▶ AIM OF THE TASK:
Copy all of the data below without altering a single line.
=== THE DATA ===
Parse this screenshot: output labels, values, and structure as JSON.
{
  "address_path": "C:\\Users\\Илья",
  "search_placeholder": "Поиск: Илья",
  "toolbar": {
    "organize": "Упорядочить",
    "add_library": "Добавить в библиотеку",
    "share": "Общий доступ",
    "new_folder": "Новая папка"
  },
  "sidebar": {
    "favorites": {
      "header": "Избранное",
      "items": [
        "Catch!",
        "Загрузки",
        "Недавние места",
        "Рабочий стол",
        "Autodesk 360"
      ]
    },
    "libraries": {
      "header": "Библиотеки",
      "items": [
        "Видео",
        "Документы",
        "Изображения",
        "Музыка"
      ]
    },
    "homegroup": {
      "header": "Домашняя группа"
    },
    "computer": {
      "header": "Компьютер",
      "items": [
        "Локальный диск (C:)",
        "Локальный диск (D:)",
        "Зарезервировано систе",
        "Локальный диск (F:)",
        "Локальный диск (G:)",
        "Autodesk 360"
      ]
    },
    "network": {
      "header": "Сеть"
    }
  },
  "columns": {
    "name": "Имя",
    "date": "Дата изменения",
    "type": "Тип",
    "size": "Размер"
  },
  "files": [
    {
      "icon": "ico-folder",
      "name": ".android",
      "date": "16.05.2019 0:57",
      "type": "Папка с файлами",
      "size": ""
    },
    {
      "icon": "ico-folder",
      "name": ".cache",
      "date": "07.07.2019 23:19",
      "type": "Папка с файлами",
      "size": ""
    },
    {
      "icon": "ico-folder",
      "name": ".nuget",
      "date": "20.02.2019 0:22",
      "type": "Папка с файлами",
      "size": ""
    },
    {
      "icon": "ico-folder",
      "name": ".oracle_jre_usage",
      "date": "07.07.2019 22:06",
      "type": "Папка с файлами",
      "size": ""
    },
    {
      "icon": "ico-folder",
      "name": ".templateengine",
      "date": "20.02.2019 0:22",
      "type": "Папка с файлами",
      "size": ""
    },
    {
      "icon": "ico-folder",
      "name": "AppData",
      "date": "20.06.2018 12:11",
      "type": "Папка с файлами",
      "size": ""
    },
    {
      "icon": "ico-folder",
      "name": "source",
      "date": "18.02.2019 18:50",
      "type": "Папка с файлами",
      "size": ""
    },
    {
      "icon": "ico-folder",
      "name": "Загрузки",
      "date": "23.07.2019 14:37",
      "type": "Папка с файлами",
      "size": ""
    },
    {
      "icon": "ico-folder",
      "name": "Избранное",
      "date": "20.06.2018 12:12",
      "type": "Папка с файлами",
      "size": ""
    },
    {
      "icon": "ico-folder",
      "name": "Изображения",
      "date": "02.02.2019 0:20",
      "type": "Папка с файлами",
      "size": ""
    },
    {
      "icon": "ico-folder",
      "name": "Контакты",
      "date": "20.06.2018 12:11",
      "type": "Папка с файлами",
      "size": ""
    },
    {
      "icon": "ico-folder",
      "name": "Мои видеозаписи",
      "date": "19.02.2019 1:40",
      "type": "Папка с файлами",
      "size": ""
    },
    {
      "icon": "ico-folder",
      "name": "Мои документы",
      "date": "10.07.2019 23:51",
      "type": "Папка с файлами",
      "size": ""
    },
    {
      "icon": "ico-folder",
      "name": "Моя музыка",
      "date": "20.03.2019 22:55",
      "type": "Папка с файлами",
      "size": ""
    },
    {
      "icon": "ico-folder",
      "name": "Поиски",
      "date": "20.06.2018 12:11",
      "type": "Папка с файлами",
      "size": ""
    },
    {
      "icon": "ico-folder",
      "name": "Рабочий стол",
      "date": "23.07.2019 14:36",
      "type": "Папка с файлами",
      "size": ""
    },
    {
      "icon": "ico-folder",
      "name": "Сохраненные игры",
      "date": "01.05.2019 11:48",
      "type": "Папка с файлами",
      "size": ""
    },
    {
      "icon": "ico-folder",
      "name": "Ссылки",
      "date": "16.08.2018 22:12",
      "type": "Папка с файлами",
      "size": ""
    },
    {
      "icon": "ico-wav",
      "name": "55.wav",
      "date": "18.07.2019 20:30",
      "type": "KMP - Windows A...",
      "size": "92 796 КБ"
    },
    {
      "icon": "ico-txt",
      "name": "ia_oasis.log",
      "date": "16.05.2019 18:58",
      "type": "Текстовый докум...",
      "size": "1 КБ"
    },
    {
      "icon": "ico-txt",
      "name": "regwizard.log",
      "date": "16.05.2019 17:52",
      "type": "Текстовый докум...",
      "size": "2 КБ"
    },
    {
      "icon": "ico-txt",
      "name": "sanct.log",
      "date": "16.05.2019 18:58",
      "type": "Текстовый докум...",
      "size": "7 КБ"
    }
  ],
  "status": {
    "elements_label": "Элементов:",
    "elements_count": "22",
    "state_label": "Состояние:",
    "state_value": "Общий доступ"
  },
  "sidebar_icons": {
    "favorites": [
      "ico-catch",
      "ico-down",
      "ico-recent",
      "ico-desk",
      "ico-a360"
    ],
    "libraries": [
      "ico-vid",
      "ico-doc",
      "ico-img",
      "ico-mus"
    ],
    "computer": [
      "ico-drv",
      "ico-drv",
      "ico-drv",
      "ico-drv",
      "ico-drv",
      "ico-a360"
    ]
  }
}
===
▶ SOLUTION:
Parse this screenshot: output labels, values, and structure as JSON.
{
  "address_path": "C:\\Users\\Илья",
  "search_placeholder": "Поиск: Илья",
  "toolbar": {
    "organize": "Упорядочить",
    "add_library": "Добавить в библиотеку",
    "share": "Общий доступ",
    "new_folder": "Новая папка"
  },
  "sidebar": {
    "favorites": {
      "header": "Избранное",
      "items": [
        "Catch!",
        "Загрузки",
        "Недавние места",
        "Рабочий стол",
        "Autodesk 360"
      ]
    },
    "libraries": {
      "header": "Библиотеки",
      "items": [
        "Видео",
        "Документы",
        "Изображения",
        "Музыка"
      ]
    },
    "homegroup": {
      "header": "Домашняя группа"
    },
    "computer": {
      "header": "Компьютер",
      "items": [
        "Локальный диск (C:)",
        "Локальный диск (D:)",
        "Зарезервировано систе",
        "Локальный диск (F:)",
        "Локальный диск (G:)",
        "Autodesk 360"
      ]
    },
    "network": {
      "header": "Сеть"
    }
  },
  "columns": {
    "name": "Имя",
    "date": "Дата изменения",
    "type": "Тип",
    "size": "Размер"
  },
  "files": [
    {
      "icon": "ico-folder",
      "name": ".android",
      "date": "16.05.2019 0:57",
      "type": "Папка с файлами",
      "size": ""
    },
    {
      "icon": "ico-folder",
      "name": ".cache",
      "date": "07.07.2019 23:19",
      "type": "Папка с файлами",
      "size": ""
    },
    {
      "icon": "ico-folder",
      "name": ".nuget",
      "date": "20.02.2019 0:22",
      "type": "Папка с файлами",
      "size": ""
    },
    {
      "icon": "ico-folder",
      "name": ".oracle_jre_usage",
      "date": "07.07.2019 22:06",
      "type": "Папка с файлами",
      "size": ""
    },
    {
      "icon": "ico-folder",
      "name": ".templateengine",
      "date": "20.02.2019 0:22",
      "type": "Папка с файлами",
      "size": ""
    },
    {
      "icon": "ico-folder",
      "name": "AppData",
      "date": "20.06.2018 12:11",
      "type": "Папка с файлами",
      "size": ""
    },
    {
      "icon": "ico-folder",
      "name": "source",
      "date": "18.02.2019 18:50",
      "type": "Папка с файлами",
      "size": ""
    },
    {
      "icon": "ico-folder",
      "name": "Загрузки",
      "date": "23.07.2019 14:37",
      "type": "Папка с файлами",
      "size": ""
    },
    {
      "icon": "ico-folder",
      "name": "Избранное",
      "date": "20.06.2018 12:12",
      "type": "Папка с файлами",
      "size": ""
    },
    {
      "icon": "ico-folder",
      "name": "Изображения",
      "date": "02.02.2019 0:20",
      "type": "Папка с файлами",
      "size": ""
    },
    {
      "icon": "ico-folder",
      "name": "Контакты",
      "date": "20.06.2018 12:11",
      "type": "Папка с файлами",
      "size": ""
    },
    {
      "icon": "ico-folder",
      "name": "Мои видеозаписи",
      "date": "19.02.2019 1:40",
      "type": "Папка с файлами",
      "size": ""
    },
    {
      "icon": "ico-folder",
      "name": "Мои документы",
      "date": "10.07.2019 23:51",
      "type": "Папка с файлами",
      "size": ""
    },
    {
      "icon": "ico-folder",
      "name": "Моя музыка",
      "date": "20.03.2019 22:55",
      "type": "Папка с файлами",
      "size": ""
    },
    {
      "icon": "ico-folder",
      "name": "Поиски",
      "date": "20.06.2018 12:11",
      "type": "Папка с файлами",
      "size": ""
    },
    {
      "icon": "ico-folder",
      "name": "Рабочий стол",
      "date": "23.07.2019 14:36",
      "type": "Папка с файлами",
      "size": ""
    },
    {
      "icon": "ico-folder",
      "name": "Сохраненные игры",
      "date": "01.05.2019 11:48",
      "type": "Папка с файлами",
      "size": ""
    },
    {
      "icon": "ico-folder",
      "name": "Ссылки",
      "date": "16.08.2018 22:12",
      "type": "Папка с файлами",
      "size": ""
    },
    {
      "icon": "ico-wav",
      "name": "55.wav",
      "date": "18.07.2019 20:30",
      "type": "KMP - Windows A...",
      "size": "92 796 КБ"
    },
    {
      "icon": "ico-txt",
      "name": "ia_oasis.log",
      "date": "16.05.2019 18:58",
      "type": "Текстовый докум...",
      "size": "1 КБ"
    },
    {
      "icon": "ico-txt",
      "name": "regwizard.log",
      "date": "16.05.2019 17:52",
      "type": "Текстовый докум...",
      "size": "2 КБ"
    },
    {
      "icon": "ico-txt",
      "name": "sanct.log",
      "date": "16.05.2019 18:58",
      "type": "Текстовый докум...",
      "size": "7 КБ"
    }
  ],
  "status": {
    "elements_label": "Элементов:",
    "elements_count": "22",
    "state_label": "Состояние:",
    "state_value": "Общий доступ"
  },
  "sidebar_icons": {
    "favorites": [
      "ico-catch",
      "ico-down",
      "ico-recent",
      "ico-desk",
      "ico-a360"
    ],
    "libraries": [
      "ico-vid",
      "ico-doc",
      "ico-img",
      "ico-mus"
    ],
    "computer": [
      "ico-drv",
      "ico-drv",
      "ico-drv",
      "ico-drv",
      "ico-drv",
      "ico-a360"
    ]
  }
}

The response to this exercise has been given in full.